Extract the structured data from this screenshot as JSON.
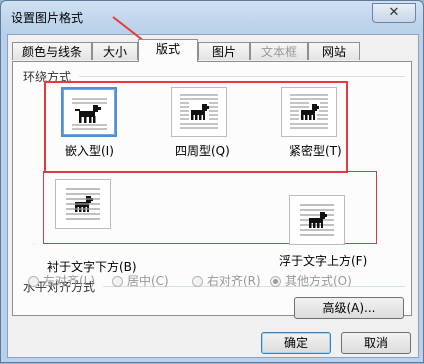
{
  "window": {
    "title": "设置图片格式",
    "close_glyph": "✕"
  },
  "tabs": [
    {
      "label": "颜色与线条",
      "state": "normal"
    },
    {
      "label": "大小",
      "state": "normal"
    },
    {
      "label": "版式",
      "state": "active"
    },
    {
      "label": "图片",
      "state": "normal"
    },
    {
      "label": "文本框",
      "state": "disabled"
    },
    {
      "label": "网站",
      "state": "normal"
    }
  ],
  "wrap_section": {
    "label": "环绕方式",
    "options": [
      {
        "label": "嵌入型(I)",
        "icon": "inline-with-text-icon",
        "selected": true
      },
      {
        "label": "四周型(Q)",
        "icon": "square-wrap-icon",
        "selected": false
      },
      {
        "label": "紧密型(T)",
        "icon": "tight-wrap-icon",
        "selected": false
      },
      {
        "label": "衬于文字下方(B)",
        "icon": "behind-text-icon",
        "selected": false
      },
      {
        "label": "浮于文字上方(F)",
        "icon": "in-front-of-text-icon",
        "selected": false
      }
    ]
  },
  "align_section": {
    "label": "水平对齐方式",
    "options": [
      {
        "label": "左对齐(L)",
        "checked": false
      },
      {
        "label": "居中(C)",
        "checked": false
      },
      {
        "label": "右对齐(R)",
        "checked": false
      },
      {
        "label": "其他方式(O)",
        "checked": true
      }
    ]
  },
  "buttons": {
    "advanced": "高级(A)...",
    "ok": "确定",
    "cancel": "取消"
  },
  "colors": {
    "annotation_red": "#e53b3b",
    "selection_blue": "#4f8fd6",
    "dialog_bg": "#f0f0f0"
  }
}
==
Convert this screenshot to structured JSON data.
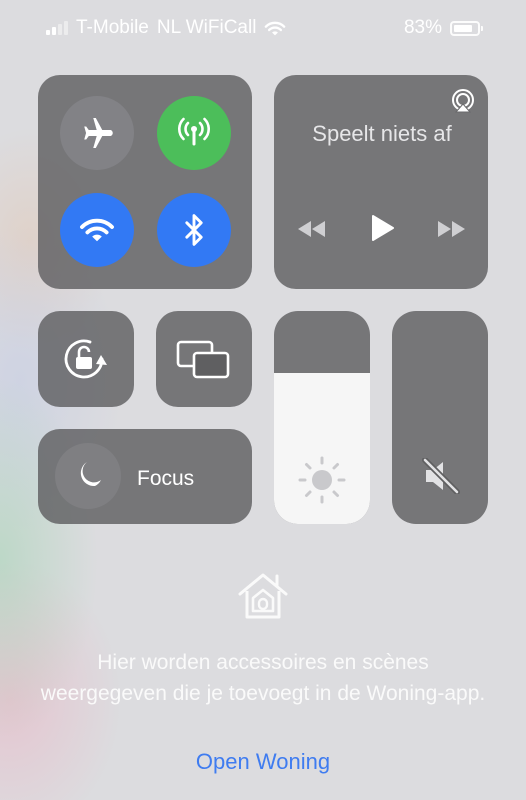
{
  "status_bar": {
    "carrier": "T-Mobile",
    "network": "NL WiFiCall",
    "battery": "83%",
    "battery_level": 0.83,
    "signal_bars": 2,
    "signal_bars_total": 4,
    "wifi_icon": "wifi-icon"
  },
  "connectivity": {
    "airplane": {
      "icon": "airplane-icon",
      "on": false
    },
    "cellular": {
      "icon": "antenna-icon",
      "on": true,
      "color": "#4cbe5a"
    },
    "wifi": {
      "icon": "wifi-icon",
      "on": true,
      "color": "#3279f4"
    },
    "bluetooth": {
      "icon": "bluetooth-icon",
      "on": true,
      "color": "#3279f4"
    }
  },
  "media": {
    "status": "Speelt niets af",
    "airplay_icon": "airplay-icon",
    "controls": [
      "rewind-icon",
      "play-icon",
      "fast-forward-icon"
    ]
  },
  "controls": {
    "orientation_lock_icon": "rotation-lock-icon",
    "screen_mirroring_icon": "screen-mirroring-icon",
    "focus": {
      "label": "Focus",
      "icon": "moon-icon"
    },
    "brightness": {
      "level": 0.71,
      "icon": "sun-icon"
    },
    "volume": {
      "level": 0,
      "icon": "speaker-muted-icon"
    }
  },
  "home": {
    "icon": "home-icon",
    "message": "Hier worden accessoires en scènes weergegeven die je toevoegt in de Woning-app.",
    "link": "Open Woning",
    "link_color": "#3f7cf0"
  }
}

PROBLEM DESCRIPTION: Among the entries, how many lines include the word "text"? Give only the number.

EXERCISE RESPONSE: 3